Not so long ago we timed our lives by the movement of the sun. These days our time arrives atomically and insistently, and our lives are propelled by the notion that we will never have enough of the one thing we crave the most. How have we come to be dominated by something so arbitrary?
The compelling stories in this book explore our obsessions with time. An Englishman arrives back from Calcutta but refuses to adjust his watch. Beethoven has his symphonic wishes ignored. A moment of war is frozen forever. The timetable arrives by steam train. A woman designs a ten-hour clock and reinvents the calendar. Roger Bannister becomes stuck in the same four minutes forever. A British watchmaker competes with mighty Switzerland. And a prince attempts to stop time in its tracks.
Timekeepers is a vivid exploration of the ways we have perceived, contained and saved time over the last 250 years, narrated in the highly inventive and entertaining style that bestselling author Simon Garfield is fast making his own. As managing time becomes the greatest challenge we face in our lives, this multi-layered history helps us tackle it in a sparkling new light.
It's the first day of school at Frederick Douglass Elementary and everyone's just a little bit nervous, especially the school itself. What will the children do once they come? Will they like the school? Will they be nice to him?
The school has a rough start, but as the day goes on, he soon recovers when he sees that he's not the only one going through first-day jitters.
Think you need a degree in science to contribute to important scientific discoveries? Think again. All around the world, in fields ranging from astronomy to zoology, millions of everyday people are choosing to participate in the scientific process. Working in cooperation with scientists in pursuit of information, innovation, and discovery, these volunteers are following protocols, collecting and reviewing data, and sharing their observations. They are our neighbors, our in-laws, and people in the office down the hall. Their story, along with the story of the social good that can result from citizen science, has largely been untold, until now.
Citizen scientists are challenging old notions about who can conduct research, where knowledge can be acquired, and even how solutions to some of our biggest societal problems might emerge. In telling their story, Cooper will inspire readers to rethink their own assumptions about the role that individuals can play in gaining scientific understanding and putting that understanding to use as stewards of our world. Citizen Science will be a rallying call-to-arms, and will also function as an authoritative resource for those inspired by the featured stories and message.

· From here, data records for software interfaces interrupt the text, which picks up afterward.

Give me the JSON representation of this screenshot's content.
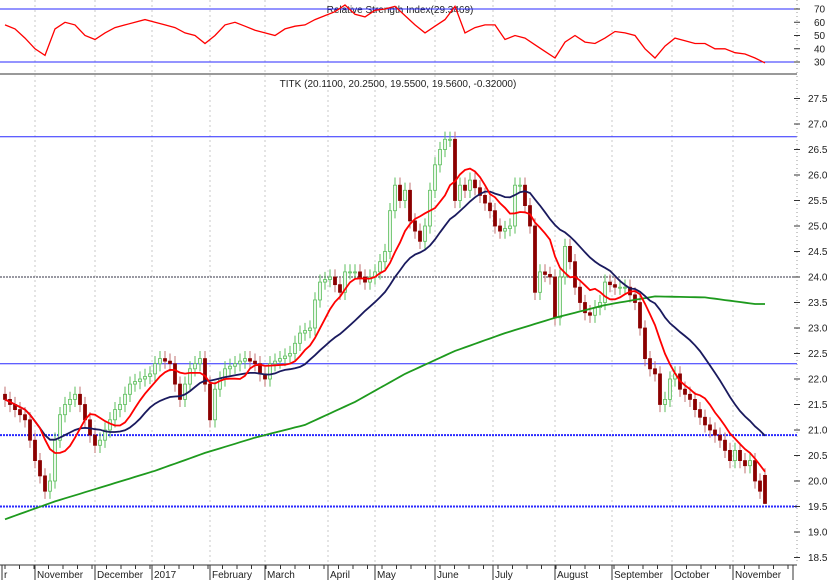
{
  "chart_data": {
    "type": "candlestick",
    "title": "TITK (20.1100, 20.2500, 19.5500, 19.5600, -0.32000)",
    "last_ohlc": {
      "open": 20.11,
      "high": 20.25,
      "low": 19.55,
      "close": 19.56,
      "change": -0.32
    },
    "ylim": [
      18.5,
      27.5
    ],
    "yticks": [
      "27.5",
      "27.0",
      "26.5",
      "26.0",
      "25.5",
      "25.0",
      "24.5",
      "24.0",
      "23.5",
      "23.0",
      "22.5",
      "22.0",
      "21.5",
      "21.0",
      "20.5",
      "20.0",
      "19.5",
      "19.0",
      "18.5"
    ],
    "xlabels": [
      "r",
      "November",
      "December",
      "2017",
      "February",
      "March",
      "April",
      "May",
      "June",
      "July",
      "August",
      "September",
      "October",
      "November",
      "|"
    ],
    "closes": [
      21.6,
      21.5,
      21.4,
      21.3,
      21.2,
      20.8,
      20.4,
      20.1,
      19.8,
      20.0,
      20.8,
      21.3,
      21.5,
      21.6,
      21.7,
      21.5,
      21.2,
      20.9,
      20.7,
      20.8,
      21.0,
      21.2,
      21.4,
      21.5,
      21.7,
      21.9,
      21.95,
      22.0,
      22.05,
      22.1,
      22.3,
      22.4,
      22.35,
      22.3,
      21.9,
      21.6,
      21.9,
      22.2,
      22.3,
      22.4,
      21.9,
      21.2,
      21.8,
      22.0,
      22.2,
      22.25,
      22.3,
      22.35,
      22.4,
      22.35,
      22.3,
      22.1,
      22.0,
      22.3,
      22.35,
      22.4,
      22.45,
      22.5,
      22.7,
      22.9,
      22.95,
      23.0,
      23.55,
      23.9,
      23.95,
      24.0,
      23.85,
      23.7,
      24.1,
      24.1,
      24.1,
      24.0,
      23.9,
      24.0,
      24.1,
      24.3,
      24.5,
      25.3,
      25.8,
      25.5,
      25.7,
      25.1,
      24.9,
      24.7,
      25.0,
      25.7,
      26.2,
      26.5,
      26.7,
      26.7,
      25.5,
      25.8,
      25.7,
      25.9,
      25.75,
      25.6,
      25.45,
      25.3,
      25.0,
      24.9,
      24.95,
      25.0,
      25.8,
      25.8,
      25.4,
      25.0,
      23.7,
      24.1,
      24.05,
      24.0,
      23.2,
      24.0,
      24.6,
      24.3,
      23.8,
      23.5,
      23.3,
      23.25,
      23.4,
      23.5,
      23.9,
      23.85,
      23.8,
      23.8,
      23.8,
      23.65,
      23.5,
      23.0,
      22.4,
      22.2,
      22.1,
      21.5,
      21.6,
      22.0,
      22.1,
      21.8,
      21.7,
      21.6,
      21.4,
      21.25,
      21.1,
      21.0,
      20.9,
      20.8,
      20.6,
      20.4,
      20.6,
      20.4,
      20.3,
      20.4,
      20.0,
      19.8,
      19.56
    ],
    "ma_short_period": 8,
    "ma_mid_period": 20,
    "ma_long_samples": [
      19.25,
      19.6,
      19.9,
      20.2,
      20.55,
      20.85,
      21.1,
      21.55,
      22.1,
      22.55,
      22.9,
      23.2,
      23.45,
      23.62,
      23.6,
      23.47
    ],
    "hlines": [
      26.75,
      24.0,
      22.3,
      20.9,
      19.5
    ],
    "colors": {
      "up": "#5cbf5c",
      "up_fill": "#eaf7ea",
      "down": "#8b0000",
      "ma_short": "#ff0000",
      "ma_mid": "#1a1a5e",
      "ma_long": "#1e9a1e",
      "hline": "#2a2aff"
    },
    "rsi": {
      "title": "Relative Strength Index(29.3469)",
      "ylim": [
        20,
        80
      ],
      "yticks": [
        "70",
        "60",
        "50",
        "40",
        "30"
      ],
      "levels": [
        70,
        30
      ],
      "values": [
        58,
        55,
        48,
        40,
        35,
        55,
        60,
        58,
        50,
        47,
        52,
        56,
        58,
        60,
        62,
        60,
        58,
        56,
        52,
        50,
        44,
        50,
        58,
        60,
        57,
        54,
        52,
        50,
        55,
        57,
        58,
        62,
        65,
        68,
        73,
        66,
        64,
        69,
        70,
        72,
        65,
        58,
        52,
        57,
        62,
        72,
        52,
        56,
        58,
        58,
        47,
        50,
        48,
        43,
        38,
        33,
        45,
        50,
        45,
        44,
        48,
        53,
        52,
        50,
        40,
        33,
        42,
        48,
        46,
        44,
        44,
        40,
        40,
        37,
        36,
        33,
        29.35
      ]
    }
  }
}
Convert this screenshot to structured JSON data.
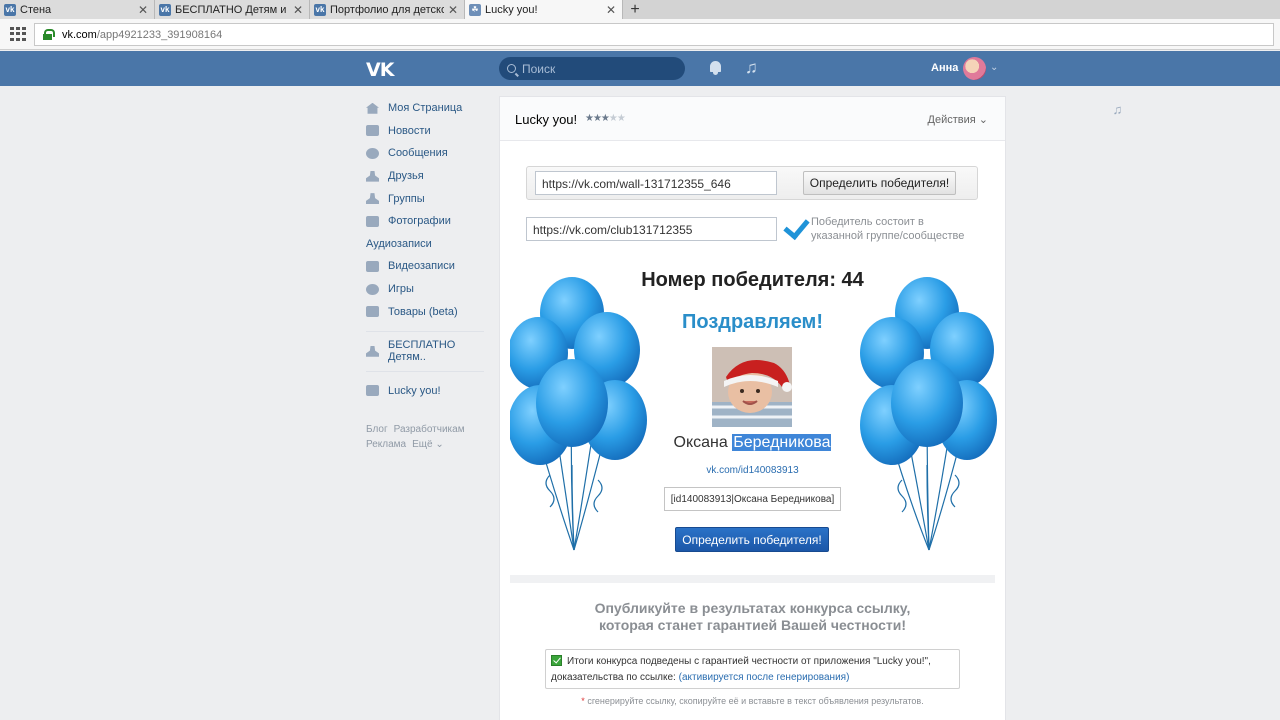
{
  "browser": {
    "tabs": [
      {
        "title": "Стена",
        "favicon": "vk-icon"
      },
      {
        "title": "БЕСПЛАТНО Детям и ро…",
        "favicon": "vk-icon"
      },
      {
        "title": "Портфолио для детского",
        "favicon": "vk-icon"
      },
      {
        "title": "Lucky you!",
        "favicon": "app-icon"
      }
    ],
    "new_tab": "+",
    "url_host": "vk.com",
    "url_path": "/app4921233_391908164"
  },
  "header": {
    "logo": "VK",
    "search_placeholder": "Поиск",
    "user_name": "Анна"
  },
  "menu": {
    "items": [
      {
        "label": "Моя Страница",
        "icon": "home-icon"
      },
      {
        "label": "Новости",
        "icon": "news-icon"
      },
      {
        "label": "Сообщения",
        "icon": "messages-icon"
      },
      {
        "label": "Друзья",
        "icon": "friend-icon"
      },
      {
        "label": "Группы",
        "icon": "groups-icon"
      },
      {
        "label": "Фотографии",
        "icon": "camera-icon"
      },
      {
        "label": "Аудиозаписи",
        "icon": "music-icon"
      },
      {
        "label": "Видеозаписи",
        "icon": "video-icon"
      },
      {
        "label": "Игры",
        "icon": "gamepad-icon"
      },
      {
        "label": "Товары (beta)",
        "icon": "bag-icon"
      }
    ],
    "group_item": "БЕСПЛАТНО Детям..",
    "app_item": "Lucky you!",
    "footer": [
      "Блог",
      "Разработчикам",
      "Реклама",
      "Ещё ⌄"
    ]
  },
  "app": {
    "title": "Lucky you!",
    "rating": 3,
    "rating_max": 5,
    "actions_label": "Действия ⌄",
    "post_url": "https://vk.com/wall-131712355_646",
    "determine_btn": "Определить победителя!",
    "group_url": "https://vk.com/club131712355",
    "group_note_line1": "Победитель состоит в",
    "group_note_line2": "указанной группе/сообществе",
    "winner_number_label": "Номер победителя: 44",
    "congrats": "Поздравляем!",
    "winner_first": "Оксана",
    "winner_last": "Бередникова",
    "winner_link": "vk.com/id140083913",
    "winner_code": "[id140083913|Оксана Бередникова]",
    "determine_btn2": "Определить победителя!",
    "publish_line1": "Опубликуйте в результатах конкурса ссылку,",
    "publish_line2": "которая станет гарантией Вашей честности!",
    "proof_text": "Итоги конкурса подведены с гарантией честности от приложения \"Lucky you!\",",
    "proof_text2": "доказательства по ссылке:",
    "proof_link": "(активируется после генерирования)",
    "hint_star": "*",
    "hint": "сгенерируйте ссылку, скопируйте её и вставьте в текст объявления результатов."
  }
}
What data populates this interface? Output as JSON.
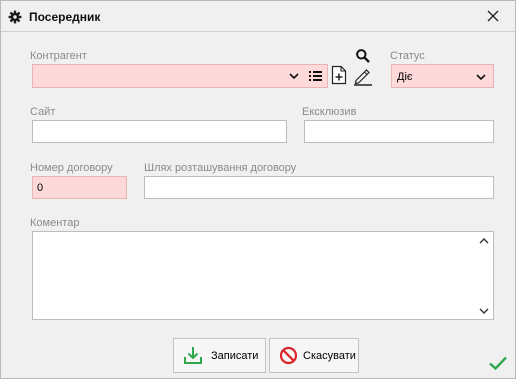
{
  "window": {
    "title": "Посередник"
  },
  "icons": {
    "title": "gear-icon",
    "close": "close-icon",
    "list": "list-icon",
    "add": "add-document-icon",
    "search": "search-icon",
    "edit": "pencil-icon",
    "save": "download-tray-icon",
    "cancel": "no-entry-icon",
    "ok": "checkmark-icon"
  },
  "colors": {
    "required_bg": "#fdd9da",
    "save_icon": "#2ea84a",
    "cancel_icon": "#d9262b",
    "checkmark": "#2ea84a"
  },
  "form": {
    "counterparty": {
      "label": "Контрагент",
      "value": ""
    },
    "status": {
      "label": "Статус",
      "value": "Діє"
    },
    "site": {
      "label": "Сайт",
      "value": ""
    },
    "exclusive": {
      "label": "Ексклюзив",
      "value": ""
    },
    "contract_number": {
      "label": "Номер договору",
      "value": "0"
    },
    "contract_path": {
      "label": "Шлях розташування договору",
      "value": ""
    },
    "comment": {
      "label": "Коментар",
      "value": ""
    }
  },
  "buttons": {
    "save": "Записати",
    "cancel": "Скасувати"
  }
}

Becoming a master of networking has never been easier
Whether you're in charge of a small network or a large network, Networking All-in-One is full of the information you'll need to set up a network and keep it functioning. Fully updated to capture the latest Windows 10 releases through Spring 2018, this is the comprehensive guide to setting up, managing, and securing a successful network.
Inside, nine minibooks cover essential, up-to-date information for networking in systems such as Windows 10 and Linux, as well as best practices for security, mobile and cloud-based networking, and much more.
- Serves as a single source for the most-often needed network administration information
- Covers the latest trends in networking
- Get nine detailed and easy-to-understand networking minibooks in one affordable package
Networking All-in-One For Dummies is the perfect beginner's guide as well as the professional's ideal reference book.
-Create databases and related tables using your own data
-Define the right data types for your information
-Aggregate, sort, and filter data to find patterns
-Use basic math and advanced statistical functions
-Identify errors in data and clean them up
-Import and export data using delimited text files
-Write queries for geographic information systems (GIS)
-Create advanced queries and automate tasks Learning SQL doesn't have to be dry and complicated. Practical SQL delivers clear examples with an easy-to-follow approach to teach you the tools you need to build and manage your own databases. This book uses PostgreSQL, but the SQL syntax is applicable to many database applications, including Microsoft SQL Server and MySQL.